Please return every line in the entries below with the word "koji" in it.

Given data.

--------------------------------------------------

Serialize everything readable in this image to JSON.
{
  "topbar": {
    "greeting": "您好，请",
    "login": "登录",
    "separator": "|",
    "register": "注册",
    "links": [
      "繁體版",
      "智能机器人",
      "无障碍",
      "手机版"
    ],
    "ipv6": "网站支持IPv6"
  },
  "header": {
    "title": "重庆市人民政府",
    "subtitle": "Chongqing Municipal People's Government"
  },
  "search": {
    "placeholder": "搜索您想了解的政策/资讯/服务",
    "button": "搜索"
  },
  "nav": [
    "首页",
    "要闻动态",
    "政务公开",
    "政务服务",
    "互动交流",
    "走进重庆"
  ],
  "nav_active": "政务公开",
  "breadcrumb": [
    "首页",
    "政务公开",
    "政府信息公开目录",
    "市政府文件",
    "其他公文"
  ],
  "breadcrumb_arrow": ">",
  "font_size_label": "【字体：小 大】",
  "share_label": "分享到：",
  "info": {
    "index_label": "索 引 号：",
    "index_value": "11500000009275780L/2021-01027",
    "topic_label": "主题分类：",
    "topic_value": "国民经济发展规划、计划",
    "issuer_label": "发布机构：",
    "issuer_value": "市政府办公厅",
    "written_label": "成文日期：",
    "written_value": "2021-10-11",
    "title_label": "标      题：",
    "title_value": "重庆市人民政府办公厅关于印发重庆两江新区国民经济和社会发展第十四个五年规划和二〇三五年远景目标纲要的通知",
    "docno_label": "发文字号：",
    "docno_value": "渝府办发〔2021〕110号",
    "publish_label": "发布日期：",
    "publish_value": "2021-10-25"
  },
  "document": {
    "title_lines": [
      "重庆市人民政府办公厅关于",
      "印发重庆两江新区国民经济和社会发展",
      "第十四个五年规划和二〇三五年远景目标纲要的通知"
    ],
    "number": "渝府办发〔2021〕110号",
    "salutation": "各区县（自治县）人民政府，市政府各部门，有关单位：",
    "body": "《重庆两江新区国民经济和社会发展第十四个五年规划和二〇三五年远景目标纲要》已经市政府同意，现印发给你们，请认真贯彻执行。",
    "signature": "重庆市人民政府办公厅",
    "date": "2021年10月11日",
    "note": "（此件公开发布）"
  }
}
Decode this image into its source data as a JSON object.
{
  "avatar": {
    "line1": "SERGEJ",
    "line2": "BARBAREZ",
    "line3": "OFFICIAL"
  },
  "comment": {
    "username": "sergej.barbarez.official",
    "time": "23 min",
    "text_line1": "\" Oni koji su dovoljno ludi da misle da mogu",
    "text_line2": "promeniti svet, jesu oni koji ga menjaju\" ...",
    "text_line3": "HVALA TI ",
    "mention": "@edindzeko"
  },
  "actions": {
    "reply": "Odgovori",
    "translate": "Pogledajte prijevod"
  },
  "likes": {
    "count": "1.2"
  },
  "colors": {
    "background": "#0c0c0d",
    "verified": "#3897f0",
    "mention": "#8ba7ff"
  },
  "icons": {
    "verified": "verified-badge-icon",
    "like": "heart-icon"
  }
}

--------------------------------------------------

Result.
    "text_line1": "\" Oni koji su dovoljno ludi da misle da mogu",
    "text_line2": "promeniti svet, jesu oni koji ga menjaju\" ...",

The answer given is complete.